> [TRY IT]:
Whichever lines of the material contain "JSON", copy each of them.
○ ○ ○ ○ ○ ○ ○
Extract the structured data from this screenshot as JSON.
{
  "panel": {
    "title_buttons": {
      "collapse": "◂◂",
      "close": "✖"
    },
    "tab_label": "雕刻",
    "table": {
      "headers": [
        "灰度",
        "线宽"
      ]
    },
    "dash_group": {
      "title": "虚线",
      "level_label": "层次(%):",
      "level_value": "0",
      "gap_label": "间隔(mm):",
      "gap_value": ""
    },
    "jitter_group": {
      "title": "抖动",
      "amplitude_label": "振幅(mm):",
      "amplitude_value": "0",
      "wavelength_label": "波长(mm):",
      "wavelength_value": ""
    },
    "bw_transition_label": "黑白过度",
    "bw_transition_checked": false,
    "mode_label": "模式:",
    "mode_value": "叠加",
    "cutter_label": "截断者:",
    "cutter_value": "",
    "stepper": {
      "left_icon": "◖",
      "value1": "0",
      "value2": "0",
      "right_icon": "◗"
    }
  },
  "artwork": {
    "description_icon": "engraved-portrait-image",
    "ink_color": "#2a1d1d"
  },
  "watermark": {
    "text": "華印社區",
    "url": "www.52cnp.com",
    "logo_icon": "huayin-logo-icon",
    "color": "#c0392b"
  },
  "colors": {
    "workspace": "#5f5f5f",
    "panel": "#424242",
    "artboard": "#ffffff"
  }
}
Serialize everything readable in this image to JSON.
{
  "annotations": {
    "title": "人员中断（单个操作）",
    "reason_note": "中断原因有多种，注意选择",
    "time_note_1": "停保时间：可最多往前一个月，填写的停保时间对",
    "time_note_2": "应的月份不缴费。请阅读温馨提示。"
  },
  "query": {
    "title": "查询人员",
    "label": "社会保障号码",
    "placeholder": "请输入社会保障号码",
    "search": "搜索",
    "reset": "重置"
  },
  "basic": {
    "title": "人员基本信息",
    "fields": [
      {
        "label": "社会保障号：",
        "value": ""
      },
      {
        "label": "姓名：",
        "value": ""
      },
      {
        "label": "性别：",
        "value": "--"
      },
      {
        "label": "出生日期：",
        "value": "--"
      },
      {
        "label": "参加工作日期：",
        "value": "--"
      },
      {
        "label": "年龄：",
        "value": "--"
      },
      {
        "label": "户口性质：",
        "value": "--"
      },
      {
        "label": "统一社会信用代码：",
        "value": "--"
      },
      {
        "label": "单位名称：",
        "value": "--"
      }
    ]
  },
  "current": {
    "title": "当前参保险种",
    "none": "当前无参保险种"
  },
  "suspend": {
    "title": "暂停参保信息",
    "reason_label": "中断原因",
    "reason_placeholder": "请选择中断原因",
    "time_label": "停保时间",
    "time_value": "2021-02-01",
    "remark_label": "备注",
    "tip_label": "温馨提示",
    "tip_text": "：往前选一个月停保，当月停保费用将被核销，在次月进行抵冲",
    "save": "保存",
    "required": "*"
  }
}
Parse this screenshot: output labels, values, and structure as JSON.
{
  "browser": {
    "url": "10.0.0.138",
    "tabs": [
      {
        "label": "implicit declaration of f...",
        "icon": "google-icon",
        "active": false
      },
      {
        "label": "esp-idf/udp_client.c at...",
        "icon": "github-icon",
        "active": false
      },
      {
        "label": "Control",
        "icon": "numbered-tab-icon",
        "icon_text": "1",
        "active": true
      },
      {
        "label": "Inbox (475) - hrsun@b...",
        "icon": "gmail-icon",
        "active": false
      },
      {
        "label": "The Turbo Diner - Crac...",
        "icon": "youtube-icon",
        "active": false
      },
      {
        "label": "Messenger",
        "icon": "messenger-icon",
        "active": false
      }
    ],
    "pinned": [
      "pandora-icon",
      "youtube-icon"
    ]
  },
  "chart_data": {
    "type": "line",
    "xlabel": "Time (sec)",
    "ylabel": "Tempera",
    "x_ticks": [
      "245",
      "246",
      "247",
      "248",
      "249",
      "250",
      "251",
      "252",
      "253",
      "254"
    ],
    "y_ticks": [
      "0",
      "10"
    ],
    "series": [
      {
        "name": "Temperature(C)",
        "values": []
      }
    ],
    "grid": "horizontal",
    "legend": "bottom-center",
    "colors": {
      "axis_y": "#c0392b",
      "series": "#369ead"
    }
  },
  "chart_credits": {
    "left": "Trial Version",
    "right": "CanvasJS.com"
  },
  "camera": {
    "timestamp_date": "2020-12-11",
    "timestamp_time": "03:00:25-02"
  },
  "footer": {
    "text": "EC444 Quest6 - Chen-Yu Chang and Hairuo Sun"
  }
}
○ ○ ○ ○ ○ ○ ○
> [EXERCISE OUTPUT]:
Extract the structured data from this screenshot as JSON.
Serialize everything readable in this image to JSON.
Parse this screenshot: output labels, values, and structure as JSON.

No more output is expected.